There was an online discussion I read about this very thing and some women were adamant that my mumble and move strategy was tantamount to lying. (I wasn't participating in the discussion, but I'm not the only one to employ this strategy.) Others were appalled that those of us with more than your typical number of children wouldn't want to proclaim that fact at every chance we got.
It has made me think about my avoidance tendency. As you probably figured out if you've been reading here for any length of time, I really enjoy my large family and think that having a lot of children has many benefits. I am certainly not embarrassed by how many children I have. So why I am so hesitant to publicly proclaim it at every turn?
First, it has to do with boundaries. I just don't need to answer every single nosy question put to me when I'm out in public. (You don't either, by the way.) Even if you aren't a large, multi-ethnic, conspicuous family, it doesn't hurt to be armed with a couple of replies to nosy question. (My two favorites are: "Why do you ask?" for nosy, yet polite questions and "Oh my goodness? Did you know you said that out loud?" for the over-the-top rude variety.) We just get more practice because there is more to comment on and ask about. So, no, I don't think it's lying to not give a stranger your full life story; it's maintaining personal boundaries.
Second, I have found that many people have certain preconceptions about large families and the parents who raise them. (Don't believe me? Go find yourself an article on the Dugger family. Whether you like the family or not, reading the comments will give you some idea about how many people perceive larger than average families.) By avoiding answering the question, I also avoid being pigeon-holed in a certain box before someone has gotten to know me. Plus, I don't always need to have people's jaws drop open when I say how many children I have. (Yes, they do. I sometimes feel like I need to reach over and close their mouths for them.) It always feels a little bit much because I am friends with people who have more children than I and when I'm with them, 10 doesn't feel that big.

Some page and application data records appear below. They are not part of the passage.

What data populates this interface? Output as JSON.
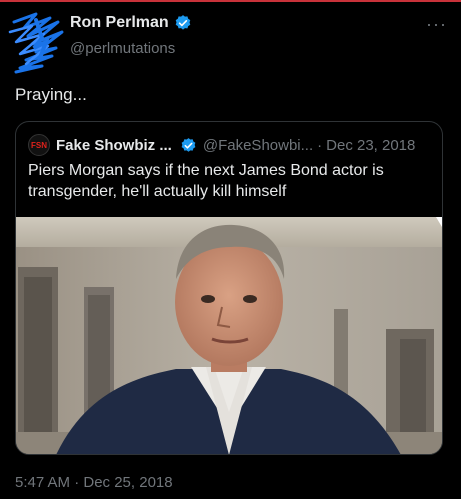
{
  "author": {
    "display_name": "Ron Perlman",
    "handle": "@perlmutations",
    "avatar_icon": "scribbled-out-avatar"
  },
  "more_label": "···",
  "tweet_text": "Praying...",
  "quote": {
    "avatar_label": "FSN",
    "display_name": "Fake Showbiz ...",
    "handle": "@FakeShowbi...",
    "separator": "·",
    "date": "Dec 23, 2018",
    "text": "Piers Morgan says if the next James Bond actor is transgender, he'll actually kill himself"
  },
  "timestamp": "5:47 AM · Dec 25, 2018",
  "colors": {
    "verified_blue": "#1d9bf0",
    "background": "#000000",
    "secondary_text": "#71767b",
    "scribble_blue": "#1a73e8"
  }
}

I am human, though, and there are some times when I take a little perverse pleasure in the revelation. This is often when I've met someone for the first time and we have been chatting together for a while. I can pass for normal and it is the unsuspecting person who asks in the course of the conversation how many children I have. I know I don't fit the stereotype of the mother of a large family, so it is with just a little glee that say I have 10 children.